Note: This piece is a Japanator Feature.
Is there any one of us who looks back at life and wished we could have done something different?
Most of us realize this is a futile way of thinking and move on. But if we had incredible angst and the ability to time travel, our lives might look a bit like The Tatami Galaxy, noitaminA’s Spring 2010 anime series.
The story stars a college student who is never named, (perhaps so the viewer can more easily relate to him,) who is constantly searching for the ideal college experience, as he puts it: “that rose colored campus life.” However, each path he takes and each club he joins leads to an ultimately negative experience. However, the one bit of luck that our protagonist has come across is the ability to press CTRL+Z on the entire experience and begin again from his first day of college. He does this no less than nine times in an effort to find happiness at college.
But even by attempt number two, our protagonist is falling into the same patterns. He’s always encountering the same people, facing the same problems, and living in the same 5-tatami-mat room.
As I watched the protagonist hopelessly alter time without changing himself, I began to realize that he was having a quarter-life crisis.
Before the recession, identity crises were for the middle-aged and called “Mid-Life Crises.” But in an economic environment which is forcing graduates like myself to dwell in a sort of limbo as we hunt for jobs, these struggles are occurring far earlier. Between school and a career, the present fades away as we contemplate the past and idealize the future. What could I have done better so that I would have a job right now? Where will I be in five years? What paths should I be walking right now to succeed, and how many?

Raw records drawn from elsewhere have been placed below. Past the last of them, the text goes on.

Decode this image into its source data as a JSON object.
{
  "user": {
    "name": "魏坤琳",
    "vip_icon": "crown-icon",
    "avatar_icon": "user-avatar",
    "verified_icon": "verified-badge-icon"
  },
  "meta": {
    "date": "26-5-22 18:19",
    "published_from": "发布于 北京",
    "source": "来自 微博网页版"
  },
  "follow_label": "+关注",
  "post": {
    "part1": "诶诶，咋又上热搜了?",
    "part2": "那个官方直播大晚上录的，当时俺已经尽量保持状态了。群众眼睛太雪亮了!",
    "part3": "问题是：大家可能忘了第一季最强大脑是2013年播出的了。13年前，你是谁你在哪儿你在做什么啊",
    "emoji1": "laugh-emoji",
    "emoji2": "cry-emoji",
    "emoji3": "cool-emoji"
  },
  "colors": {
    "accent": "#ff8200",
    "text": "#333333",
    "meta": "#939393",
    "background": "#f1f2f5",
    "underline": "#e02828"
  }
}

This phenomenon has popularized psychologist Jeffrey Arnett’s idea of Emerging Adulthood, a proposed new life stage that takes place in the twenties:
“Having left the dependency of childhood and adolescence, and having not yet entered the enduring responsibilities that are normative in adulthood, emerging adults often explore a variety of possible life directions in love, work, and worldviews.”
Sounds a lot like a quarter-life crisis — and the plot of Tatami Galaxy — to me. The protagonist might be a bit younger, but his story consists entirely of exploring different paths to achieve the life he wants. However, even with the ability to travel through time and try again, he’s not able to succeed until he realizes, as Arnett believes, that emerging adulthood is an internal struggle:
Just as adolescence has its particular psychological profile, Arnett says, so does emerging adulthood: identity exploration, instability, self-focus, feeling in-between and a rather poetic characteristic he calls “a sense of possibilities.” A few of these, especially identity exploration, are part of adolescence too, but they take on new depth and urgency in the 20s. (via The NYTimes.)
Parallel to Arnett’s beliefs, the protagonist comes to realize that it’s not our surroundings that decide our fates — this comes from within ourselves. We will be stuck repeating the same patterns over and over in our exterior lives until we find it within ourselves to change our behaviors and beliefs.
The Tatami Galaxy is a lesson about being present. By rewinding time, the protagonist is essentially dwelling on past events and hypothetical desires. When he realizes that “now” is the only time that exists, he’s able to move on. The story can only conclude when the protagonist realizes that he is the cause and sum of all his experiences — and accepts it.